Could you copy every line of the data that contains "icon"?
:::
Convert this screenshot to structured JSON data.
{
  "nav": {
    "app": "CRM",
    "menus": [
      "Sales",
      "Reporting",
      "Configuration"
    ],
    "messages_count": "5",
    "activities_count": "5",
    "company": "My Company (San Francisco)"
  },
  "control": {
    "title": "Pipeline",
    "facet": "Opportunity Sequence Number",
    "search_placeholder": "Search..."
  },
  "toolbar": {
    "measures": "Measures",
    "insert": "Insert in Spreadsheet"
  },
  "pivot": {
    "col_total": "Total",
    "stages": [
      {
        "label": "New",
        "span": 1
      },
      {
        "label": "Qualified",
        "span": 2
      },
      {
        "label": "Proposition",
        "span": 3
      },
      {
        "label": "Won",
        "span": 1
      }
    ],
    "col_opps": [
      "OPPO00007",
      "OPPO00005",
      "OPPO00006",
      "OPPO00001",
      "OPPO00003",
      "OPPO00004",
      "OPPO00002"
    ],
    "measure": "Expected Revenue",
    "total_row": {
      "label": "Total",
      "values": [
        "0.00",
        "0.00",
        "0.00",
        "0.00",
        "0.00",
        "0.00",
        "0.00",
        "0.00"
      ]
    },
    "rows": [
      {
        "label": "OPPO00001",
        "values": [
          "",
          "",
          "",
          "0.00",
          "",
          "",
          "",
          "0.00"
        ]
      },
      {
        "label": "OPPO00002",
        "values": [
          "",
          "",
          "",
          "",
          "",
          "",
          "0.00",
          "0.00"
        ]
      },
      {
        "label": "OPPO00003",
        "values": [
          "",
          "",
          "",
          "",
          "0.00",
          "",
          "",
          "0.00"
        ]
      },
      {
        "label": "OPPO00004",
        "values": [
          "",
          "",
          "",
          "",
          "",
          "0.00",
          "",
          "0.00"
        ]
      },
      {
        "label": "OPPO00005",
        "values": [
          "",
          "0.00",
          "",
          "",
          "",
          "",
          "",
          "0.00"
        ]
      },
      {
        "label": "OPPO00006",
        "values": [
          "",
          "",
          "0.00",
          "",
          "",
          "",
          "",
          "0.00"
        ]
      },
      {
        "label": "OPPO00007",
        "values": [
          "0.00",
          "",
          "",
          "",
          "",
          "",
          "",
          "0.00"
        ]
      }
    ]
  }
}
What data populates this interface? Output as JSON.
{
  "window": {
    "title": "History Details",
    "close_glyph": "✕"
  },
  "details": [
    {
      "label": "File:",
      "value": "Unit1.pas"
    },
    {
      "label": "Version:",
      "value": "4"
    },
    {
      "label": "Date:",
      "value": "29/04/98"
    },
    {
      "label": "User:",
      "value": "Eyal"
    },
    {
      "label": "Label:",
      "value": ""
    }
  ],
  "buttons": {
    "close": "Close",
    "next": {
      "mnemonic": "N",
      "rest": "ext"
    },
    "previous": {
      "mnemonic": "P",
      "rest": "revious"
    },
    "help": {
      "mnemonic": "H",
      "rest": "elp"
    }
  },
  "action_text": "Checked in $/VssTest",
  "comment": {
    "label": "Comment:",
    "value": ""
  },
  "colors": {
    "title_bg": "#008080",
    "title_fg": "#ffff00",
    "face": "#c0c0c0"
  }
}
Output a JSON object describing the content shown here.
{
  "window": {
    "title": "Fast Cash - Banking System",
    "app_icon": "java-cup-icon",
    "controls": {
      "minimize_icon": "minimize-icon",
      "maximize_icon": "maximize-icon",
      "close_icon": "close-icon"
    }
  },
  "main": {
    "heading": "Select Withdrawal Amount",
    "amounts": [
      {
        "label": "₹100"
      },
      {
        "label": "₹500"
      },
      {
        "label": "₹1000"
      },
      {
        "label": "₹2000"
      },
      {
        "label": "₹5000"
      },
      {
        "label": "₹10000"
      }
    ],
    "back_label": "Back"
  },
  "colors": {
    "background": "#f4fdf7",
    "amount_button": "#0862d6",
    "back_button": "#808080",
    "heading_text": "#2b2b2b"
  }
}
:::
RESPONSE TO THE TASK |
    "app_icon": "java-cup-icon",
      "minimize_icon": "minimize-icon",
      "maximize_icon": "maximize-icon",
      "close_icon": "close-icon"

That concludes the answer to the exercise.